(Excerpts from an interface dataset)

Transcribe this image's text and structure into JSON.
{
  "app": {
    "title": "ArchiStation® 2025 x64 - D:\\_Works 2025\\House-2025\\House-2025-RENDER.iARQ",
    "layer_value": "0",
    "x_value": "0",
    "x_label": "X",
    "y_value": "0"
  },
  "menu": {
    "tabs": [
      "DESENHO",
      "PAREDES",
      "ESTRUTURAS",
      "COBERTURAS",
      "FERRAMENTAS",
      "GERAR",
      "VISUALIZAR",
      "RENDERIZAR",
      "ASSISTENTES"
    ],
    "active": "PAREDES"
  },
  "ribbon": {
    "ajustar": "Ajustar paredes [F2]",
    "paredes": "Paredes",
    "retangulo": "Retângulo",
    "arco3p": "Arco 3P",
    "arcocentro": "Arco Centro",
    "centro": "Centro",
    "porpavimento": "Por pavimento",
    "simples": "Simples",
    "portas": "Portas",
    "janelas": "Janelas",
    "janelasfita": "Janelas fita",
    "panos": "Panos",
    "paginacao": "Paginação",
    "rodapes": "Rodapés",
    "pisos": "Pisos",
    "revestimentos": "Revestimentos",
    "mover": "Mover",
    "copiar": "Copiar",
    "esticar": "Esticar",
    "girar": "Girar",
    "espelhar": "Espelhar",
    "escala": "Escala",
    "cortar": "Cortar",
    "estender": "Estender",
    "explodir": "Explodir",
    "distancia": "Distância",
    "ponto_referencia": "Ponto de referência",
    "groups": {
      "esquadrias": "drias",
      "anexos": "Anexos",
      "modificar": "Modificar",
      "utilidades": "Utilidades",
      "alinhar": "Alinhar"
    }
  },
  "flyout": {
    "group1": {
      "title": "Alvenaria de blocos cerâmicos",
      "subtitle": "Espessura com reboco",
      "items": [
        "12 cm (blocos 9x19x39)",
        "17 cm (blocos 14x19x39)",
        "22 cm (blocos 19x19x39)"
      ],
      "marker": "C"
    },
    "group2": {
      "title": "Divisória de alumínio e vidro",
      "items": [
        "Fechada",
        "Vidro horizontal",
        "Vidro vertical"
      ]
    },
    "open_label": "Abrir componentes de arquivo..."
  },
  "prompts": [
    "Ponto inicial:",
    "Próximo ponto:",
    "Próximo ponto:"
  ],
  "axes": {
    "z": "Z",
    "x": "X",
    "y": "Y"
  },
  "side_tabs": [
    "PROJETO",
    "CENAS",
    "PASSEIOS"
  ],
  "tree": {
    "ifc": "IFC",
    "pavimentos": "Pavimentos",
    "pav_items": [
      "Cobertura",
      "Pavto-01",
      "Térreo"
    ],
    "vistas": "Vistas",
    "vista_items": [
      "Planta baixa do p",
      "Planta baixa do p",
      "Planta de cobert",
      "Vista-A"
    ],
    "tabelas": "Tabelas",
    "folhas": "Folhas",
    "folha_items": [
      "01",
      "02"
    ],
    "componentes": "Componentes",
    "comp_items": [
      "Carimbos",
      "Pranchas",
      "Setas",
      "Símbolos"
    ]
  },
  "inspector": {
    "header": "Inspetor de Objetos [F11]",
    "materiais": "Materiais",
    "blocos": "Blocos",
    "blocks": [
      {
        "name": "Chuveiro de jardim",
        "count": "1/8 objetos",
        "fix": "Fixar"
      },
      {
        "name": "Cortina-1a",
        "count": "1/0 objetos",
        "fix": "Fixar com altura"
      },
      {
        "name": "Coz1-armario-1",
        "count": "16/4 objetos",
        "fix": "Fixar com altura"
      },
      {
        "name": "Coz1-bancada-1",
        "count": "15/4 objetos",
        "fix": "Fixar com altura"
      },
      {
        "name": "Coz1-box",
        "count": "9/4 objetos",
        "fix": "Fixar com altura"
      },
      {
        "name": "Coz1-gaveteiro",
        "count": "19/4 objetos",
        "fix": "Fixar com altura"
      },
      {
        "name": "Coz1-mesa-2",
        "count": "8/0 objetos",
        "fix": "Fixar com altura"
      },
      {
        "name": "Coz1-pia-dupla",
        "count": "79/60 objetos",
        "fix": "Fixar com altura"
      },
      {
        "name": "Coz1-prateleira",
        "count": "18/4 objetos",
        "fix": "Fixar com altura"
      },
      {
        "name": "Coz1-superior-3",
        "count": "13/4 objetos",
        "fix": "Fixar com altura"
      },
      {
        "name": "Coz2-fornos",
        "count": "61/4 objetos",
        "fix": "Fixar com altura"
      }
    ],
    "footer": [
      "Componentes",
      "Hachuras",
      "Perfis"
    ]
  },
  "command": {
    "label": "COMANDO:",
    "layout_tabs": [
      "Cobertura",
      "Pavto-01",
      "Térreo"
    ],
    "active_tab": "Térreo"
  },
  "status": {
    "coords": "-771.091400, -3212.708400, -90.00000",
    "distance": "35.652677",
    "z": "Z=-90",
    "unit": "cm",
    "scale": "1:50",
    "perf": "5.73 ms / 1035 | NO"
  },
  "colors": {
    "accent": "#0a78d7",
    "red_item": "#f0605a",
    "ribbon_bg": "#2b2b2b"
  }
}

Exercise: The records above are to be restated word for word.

Result:
Transcribe this image's text and structure into JSON.
{
  "app": {
    "title": "ArchiStation® 2025 x64 - D:\\_Works 2025\\House-2025\\House-2025-RENDER.iARQ",
    "layer_value": "0",
    "x_value": "0",
    "x_label": "X",
    "y_value": "0"
  },
  "menu": {
    "tabs": [
      "DESENHO",
      "PAREDES",
      "ESTRUTURAS",
      "COBERTURAS",
      "FERRAMENTAS",
      "GERAR",
      "VISUALIZAR",
      "RENDERIZAR",
      "ASSISTENTES"
    ],
    "active": "PAREDES"
  },
  "ribbon": {
    "ajustar": "Ajustar paredes [F2]",
    "paredes": "Paredes",
    "retangulo": "Retângulo",
    "arco3p": "Arco 3P",
    "arcocentro": "Arco Centro",
    "centro": "Centro",
    "porpavimento": "Por pavimento",
    "simples": "Simples",
    "portas": "Portas",
    "janelas": "Janelas",
    "janelasfita": "Janelas fita",
    "panos": "Panos",
    "paginacao": "Paginação",
    "rodapes": "Rodapés",
    "pisos": "Pisos",
    "revestimentos": "Revestimentos",
    "mover": "Mover",
    "copiar": "Copiar",
    "esticar": "Esticar",
    "girar": "Girar",
    "espelhar": "Espelhar",
    "escala": "Escala",
    "cortar": "Cortar",
    "estender": "Estender",
    "explodir": "Explodir",
    "distancia": "Distância",
    "ponto_referencia": "Ponto de referência",
    "groups": {
      "esquadrias": "drias",
      "anexos": "Anexos",
      "modificar": "Modificar",
      "utilidades": "Utilidades",
      "alinhar": "Alinhar"
    }
  },
  "flyout": {
    "group1": {
      "title": "Alvenaria de blocos cerâmicos",
      "subtitle": "Espessura com reboco",
      "items": [
        "12 cm (blocos 9x19x39)",
        "17 cm (blocos 14x19x39)",
        "22 cm (blocos 19x19x39)"
      ],
      "marker": "C"
    },
    "group2": {
      "title": "Divisória de alumínio e vidro",
      "items": [
        "Fechada",
        "Vidro horizontal",
        "Vidro vertical"
      ]
    },
    "open_label": "Abrir componentes de arquivo..."
  },
  "prompts": [
    "Ponto inicial:",
    "Próximo ponto:",
    "Próximo ponto:"
  ],
  "axes": {
    "z": "Z",
    "x": "X",
    "y": "Y"
  },
  "side_tabs": [
    "PROJETO",
    "CENAS",
    "PASSEIOS"
  ],
  "tree": {
    "ifc": "IFC",
    "pavimentos": "Pavimentos",
    "pav_items": [
      "Cobertura",
      "Pavto-01",
      "Térreo"
    ],
    "vistas": "Vistas",
    "vista_items": [
      "Planta baixa do p",
      "Planta baixa do p",
      "Planta de cobert",
      "Vista-A"
    ],
    "tabelas": "Tabelas",
    "folhas": "Folhas",
    "folha_items": [
      "01",
      "02"
    ],
    "componentes": "Componentes",
    "comp_items": [
      "Carimbos",
      "Pranchas",
      "Setas",
      "Símbolos"
    ]
  },
  "inspector": {
    "header": "Inspetor de Objetos [F11]",
    "materiais": "Materiais",
    "blocos": "Blocos",
    "blocks": [
      {
        "name": "Chuveiro de jardim",
        "count": "1/8 objetos",
        "fix": "Fixar"
      },
      {
        "name": "Cortina-1a",
        "count": "1/0 objetos",
        "fix": "Fixar com altura"
      },
      {
        "name": "Coz1-armario-1",
        "count": "16/4 objetos",
        "fix": "Fixar com altura"
      },
      {
        "name": "Coz1-bancada-1",
        "count": "15/4 objetos",
        "fix": "Fixar com altura"
      },
      {
        "name": "Coz1-box",
        "count": "9/4 objetos",
        "fix": "Fixar com altura"
      },
      {
        "name": "Coz1-gaveteiro",
        "count": "19/4 objetos",
        "fix": "Fixar com altura"
      },
      {
        "name": "Coz1-mesa-2",
        "count": "8/0 objetos",
        "fix": "Fixar com altura"
      },
      {
        "name": "Coz1-pia-dupla",
        "count": "79/60 objetos",
        "fix": "Fixar com altura"
      },
      {
        "name": "Coz1-prateleira",
        "count": "18/4 objetos",
        "fix": "Fixar com altura"
      },
      {
        "name": "Coz1-superior-3",
        "count": "13/4 objetos",
        "fix": "Fixar com altura"
      },
      {
        "name": "Coz2-fornos",
        "count": "61/4 objetos",
        "fix": "Fixar com altura"
      }
    ],
    "footer": [
      "Componentes",
      "Hachuras",
      "Perfis"
    ]
  },
  "command": {
    "label": "COMANDO:",
    "layout_tabs": [
      "Cobertura",
      "Pavto-01",
      "Térreo"
    ],
    "active_tab": "Térreo"
  },
  "status": {
    "coords": "-771.091400, -3212.708400, -90.00000",
    "distance": "35.652677",
    "z": "Z=-90",
    "unit": "cm",
    "scale": "1:50",
    "perf": "5.73 ms / 1035 | NO"
  },
  "colors": {
    "accent": "#0a78d7",
    "red_item": "#f0605a",
    "ribbon_bg": "#2b2b2b"
  }
}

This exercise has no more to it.